Over the past several years I have had occasion to visit the abodes of nearly a dozen audio critics, persons whose bylines grace the gentle journal you now behold, as well as other "undergrounds" of good repute. I bet you'd like to know how these fellows hear! I'll tell you: on the occasions I have shared critical auditions with reviewers whose evaluation of said gear later appeared in print, I can reveal that, invariably, these gentlemen described what they, and I, heard on that occasion with accurate perception and in clear detail.

Wherein lies the rub. To illustrate, I submit for your attention the three amplitude-response curves in fig.1.

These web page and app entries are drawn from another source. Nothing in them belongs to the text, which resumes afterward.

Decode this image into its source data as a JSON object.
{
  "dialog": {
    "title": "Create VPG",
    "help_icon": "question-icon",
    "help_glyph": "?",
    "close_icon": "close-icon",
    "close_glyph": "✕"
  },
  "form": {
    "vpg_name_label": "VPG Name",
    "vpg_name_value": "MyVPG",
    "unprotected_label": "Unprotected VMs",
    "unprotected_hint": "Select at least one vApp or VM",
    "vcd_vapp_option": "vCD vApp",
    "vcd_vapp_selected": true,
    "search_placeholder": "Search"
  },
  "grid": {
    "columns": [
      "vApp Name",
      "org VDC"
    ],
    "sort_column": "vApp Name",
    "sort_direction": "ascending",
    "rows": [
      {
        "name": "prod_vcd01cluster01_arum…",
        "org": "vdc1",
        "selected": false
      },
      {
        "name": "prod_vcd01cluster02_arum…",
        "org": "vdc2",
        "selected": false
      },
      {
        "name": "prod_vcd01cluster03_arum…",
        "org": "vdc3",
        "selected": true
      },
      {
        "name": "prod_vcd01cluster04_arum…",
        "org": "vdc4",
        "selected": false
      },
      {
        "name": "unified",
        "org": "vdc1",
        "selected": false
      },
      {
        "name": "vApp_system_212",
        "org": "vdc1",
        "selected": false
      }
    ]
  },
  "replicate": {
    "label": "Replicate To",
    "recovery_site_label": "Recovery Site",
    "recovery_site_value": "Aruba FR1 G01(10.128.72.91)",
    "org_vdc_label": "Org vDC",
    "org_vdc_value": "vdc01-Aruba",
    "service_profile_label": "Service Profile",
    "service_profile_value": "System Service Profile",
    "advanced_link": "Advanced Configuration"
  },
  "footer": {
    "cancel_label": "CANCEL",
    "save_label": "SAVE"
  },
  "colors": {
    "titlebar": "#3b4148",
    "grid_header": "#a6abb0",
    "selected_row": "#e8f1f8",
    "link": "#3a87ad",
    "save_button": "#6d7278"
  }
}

Speaker A sounds pretty rough. With discontinuities in the lower treble, a rising top, and sharp notches here and there, Speaker A could fairly be described as an earstrain. Speaker B, on the other hand, sounds distinctly dull, with relatively smooth, restricted output of excessively warm character. Now Speaker C is a champ. The reviewer of this system enjoys hump-free bass, uncolored midrange, an extended, clear, but unfatiguing treble, and says so.

Of course, all three curves were made with the same measurement techniques on the same speaker system; only the environments differed. This revelation is no surprise to any experienced audio journalist; the curves mirror those taken by the estimable Harry F. Olson over 35 years ago. So, as I am to take up the reviewer's task, I would make life easier, and more repeatable ("If you can't repeat it, it ain't physics"), by adhering to the following guidelines:

1) Listen in a good environment. The best, most helpful listening environment known to me is the full live-end/dead-end treatment where the speaker end is as acoustically dead as possible, covers perhaps the first third of the room, then gives way to a very reflective live end equipped with diffusors and virtually no absorptive components. This means damping walls, floors, and ceiling with 3" to 4" of linearly absorptive material such as Sonex. In a pinch, a heavy rug will do for floor damping, but elsewhere, make it thick, and make it dead! And no furniture or equipment racks between, behind, beside, or close in front of the speakers---all this stuff goes in the live end. Among reviewers of my acquaintance, Audio's longtime Associate Editors Bert Whyte and Barney Pisha [both now deceased.---Ed.] share the prize for best listening room. Bert's was one of the first residential LEDE rooms in the country (constructed in 1980), a good 25'-long rectangular space on a concrete slab (concrete on mother earth is best for floors; anything less rigid becomes a sounding board for the music). Barney's listening room, much smaller than the pictures published recently in Audio would suggest, is a calibrated LEDE environment complete with elaborate diffusors in the live end. Worst reviewing environment in my experience belongs to a regular contributor to that other big-circulation underground, whose room forces one to place speakers in front of a stone fireplace, complete with brass poker/shovel set singing sympathetic accompaniment to the high notes. Ugh.

Note about the author: author Brian Cheney, when not making his VMPS loudspeakers somewhere in Northern California, fancies himself a journalist.